I have heard that “Reliability and Quality are kissing cousins” and also that “Reliability is Quality over time.” Neither of these definitions ring true to me. To be honest I’m a smidge offended because both of these terms diminish the value of the objective of reliability. I would state that reliability is “The design of a device or system so that it works as intended consistently over it’s defined use-life.” To me the key differentiator from my definition and the previous two descriptions of reliability is the word “design.”
Reliability is part of the design process. The majority of tools in the reliability tool kit are intended to aid the design process. The intent is to release a first generation product that demonstrates the characteristics of a completely mature design. Mature indicates that the design will not go through continuous updates throughout it’s life in the field that are necessitated because of poor reliability performance. Products that are not mature when first released have revision 1.2, 2.0, 2.5. Have you ever held off on purchasing a product because it was the first year the new technology was introduced? “I’ll wait a year or two until they have worked out the bugs.” I know that this is my motto for many technologies and products.
So what is Quality then? Quality to me is the intent to manufacture a product to specifications. The tool box primarily is intended to measure and adjust parameters that affect irregularities between product units. If a product is designed in a manner where it is unlikely to handle the variabilities of it’s defined manufacturing specifications, use case or environment, improving quality can do nothing. A high quality product may be one that manufactures the inability to handle those three variabilities perfectly consistently. High Quality and low reliability is a consistency across a population to have the same sensitivities to manufacturing, use, and environment variabilities. A highly reliable low quality product is a process that has created a population that has individual units able to handle high variability and others that are very sensitive to variability within the same specified design.
I’m not going to go so far as to say that reliability is pro-active and quality is re-active. Quality can be pro-active by putting systems in place to ensure that manufacturing variabilities are minimized. Cpk charts are an amazing tool that can identify trends that will lead to defects before they occur. The rumble strips on a road are the Cpk chart for driving.
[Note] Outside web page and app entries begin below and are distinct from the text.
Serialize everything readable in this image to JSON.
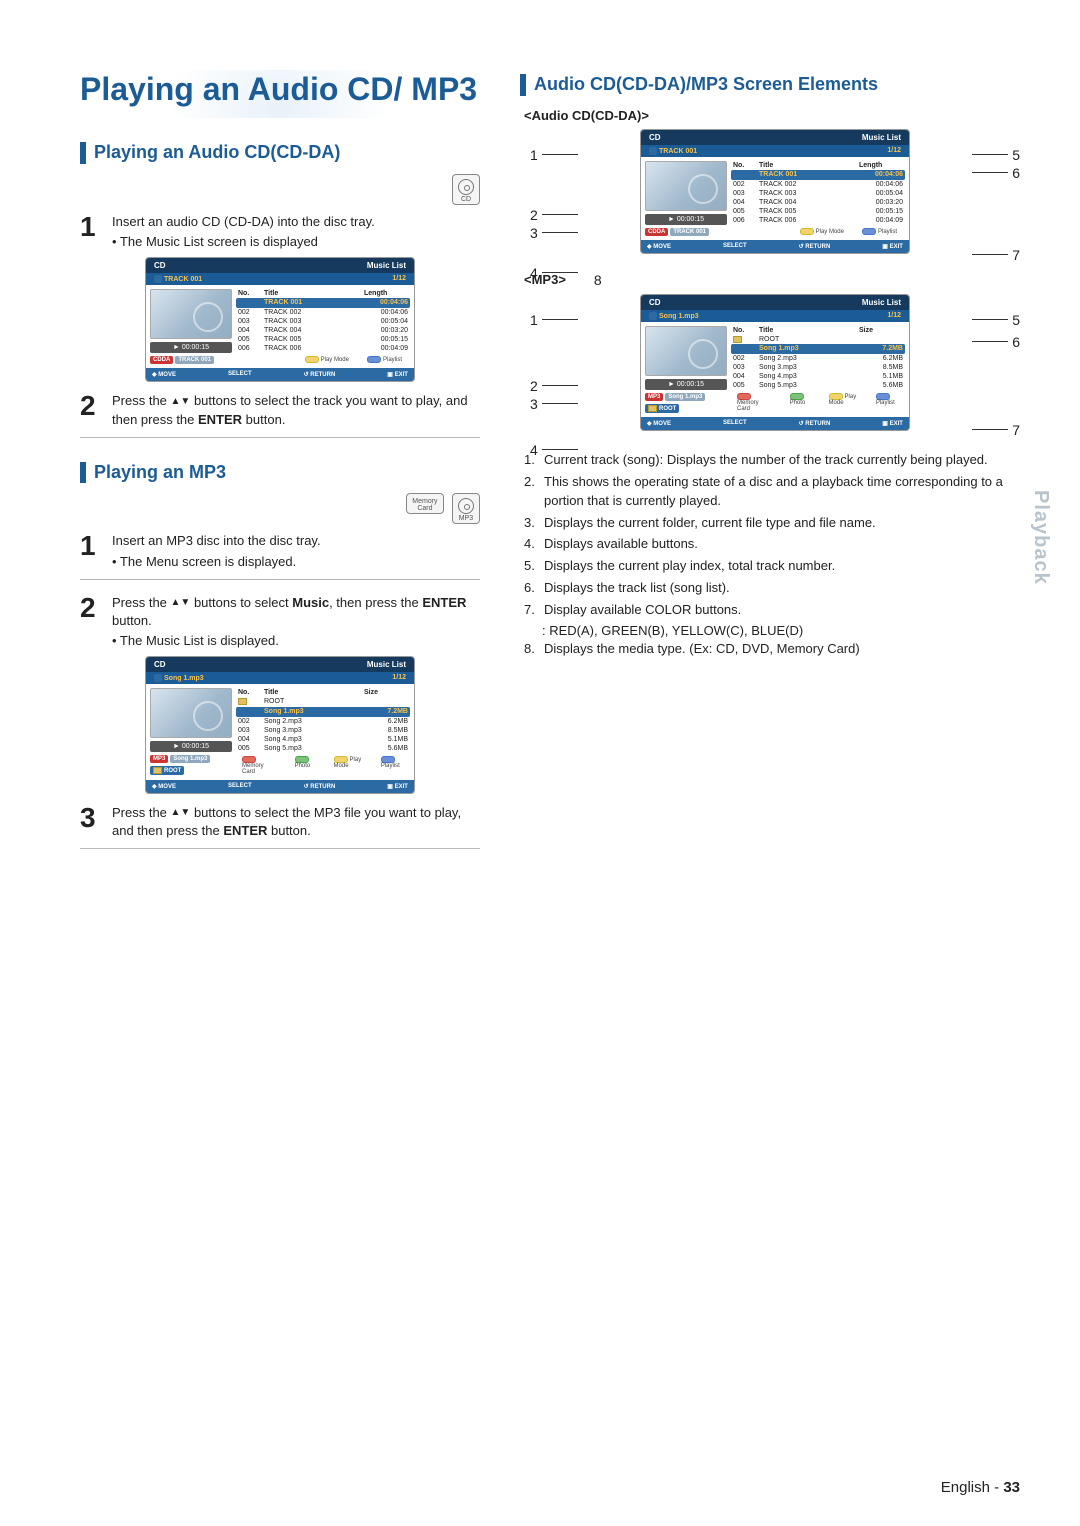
{
  "mainTitle": "Playing an Audio CD/ MP3",
  "sideTab": "Playback",
  "footer": {
    "lang": "English",
    "page": "33"
  },
  "iconLabels": {
    "cd": "CD",
    "mp3": "MP3",
    "memory": "Memory\nCard"
  },
  "sectionA": {
    "heading": "Playing an Audio CD(CD-DA)",
    "step1": "Insert an audio CD (CD-DA) into the disc tray.",
    "step1sub": "• The Music List screen is displayed",
    "step2": "Press the ▲▼ buttons to select the track you want to play, and then press the ENTER button."
  },
  "sectionB": {
    "heading": "Playing an MP3",
    "step1": "Insert an MP3 disc into the disc tray.",
    "step1sub": "• The Menu screen is displayed.",
    "step2a": "Press the ▲▼ buttons to select Music, then press the ENTER button.",
    "step2b": "• The Music List is displayed.",
    "step3": "Press the ▲▼ buttons to select the MP3 file you want to play, and then press the ENTER button."
  },
  "sectionC": {
    "heading": "Audio CD(CD-DA)/MP3 Screen Elements",
    "audioLabel": "<Audio CD(CD-DA)>",
    "mp3Label": "<MP3>"
  },
  "panelCD": {
    "headerLeft": "CD",
    "headerRight": "Music List",
    "subLeft": "TRACK 001",
    "subRight": "1/12",
    "playTime": "00:00:15",
    "tagType": "CDDA",
    "tagTrack": "TRACK 001",
    "cols": [
      "No.",
      "Title",
      "Length"
    ],
    "rows": [
      [
        "",
        "TRACK 001",
        "00:04:06"
      ],
      [
        "002",
        "TRACK 002",
        "00:04:06"
      ],
      [
        "003",
        "TRACK 003",
        "00:05:04"
      ],
      [
        "004",
        "TRACK 004",
        "00:03:20"
      ],
      [
        "005",
        "TRACK 005",
        "00:05:15"
      ],
      [
        "006",
        "TRACK 006",
        "00:04:09"
      ]
    ],
    "pmRow": {
      "a": "Play Mode",
      "b": "Playlist"
    },
    "foot": {
      "move": "MOVE",
      "select": "SELECT",
      "return": "RETURN",
      "exit": "EXIT"
    }
  },
  "panelMP3": {
    "headerLeft": "CD",
    "headerRight": "Music List",
    "subLeft": "Song 1.mp3",
    "subRight": "1/12",
    "playTime": "00:00:15",
    "tagType": "MP3",
    "tagTrack": "Song 1.mp3",
    "rootLabel": "ROOT",
    "cols": [
      "No.",
      "Title",
      "Size"
    ],
    "rows": [
      [
        "",
        "ROOT",
        ""
      ],
      [
        "",
        "Song 1.mp3",
        "7.2MB"
      ],
      [
        "002",
        "Song 2.mp3",
        "6.2MB"
      ],
      [
        "003",
        "Song 3.mp3",
        "8.5MB"
      ],
      [
        "004",
        "Song 4.mp3",
        "5.1MB"
      ],
      [
        "005",
        "Song 5.mp3",
        "5.6MB"
      ]
    ],
    "pmRowFull": {
      "a": "Memory Card",
      "b": "Photo",
      "c": "Play Mode",
      "d": "Playlist"
    },
    "foot": {
      "move": "MOVE",
      "select": "SELECT",
      "return": "RETURN",
      "exit": "EXIT"
    }
  },
  "descriptions": [
    "Current track (song): Displays the number of the track currently being played.",
    "This shows the operating state of a disc and a playback time corresponding to a portion that is currently played.",
    "Displays the current folder, current file type and file name.",
    "Displays available buttons.",
    "Displays the current play index, total track number.",
    "Displays the track list (song list).",
    "Display available COLOR buttons.",
    "Displays the media type. (Ex: CD, DVD, Memory Card)"
  ],
  "desc7sub": ": RED(A), GREEN(B), YELLOW(C), BLUE(D)"
}
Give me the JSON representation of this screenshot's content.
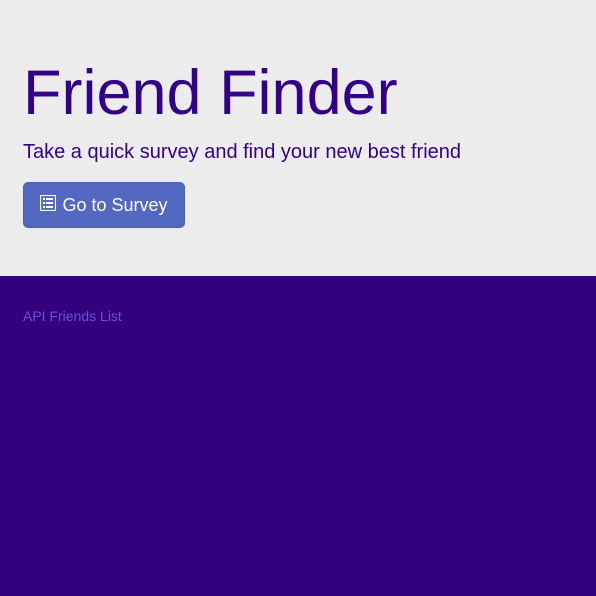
{
  "header": {
    "title": "Friend Finder",
    "tagline": "Take a quick survey and find your new best friend"
  },
  "survey_button": {
    "label": "Go to Survey",
    "icon": "list-icon"
  },
  "footer": {
    "link_label": "API Friends List"
  },
  "colors": {
    "header_background": "#ececec",
    "page_background": "#330080",
    "title_text": "#33008a",
    "button_background": "#5268c1",
    "button_text": "#ffffff",
    "link_text": "#6a55d6"
  }
}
It provides an indicator that you are having a trend that is going to lead to an issue and a correction is advised.
So I believe that taking some time to think about and share perspectives on what both Reliability and Quality are can help organizations and teams better implement the tool they provide.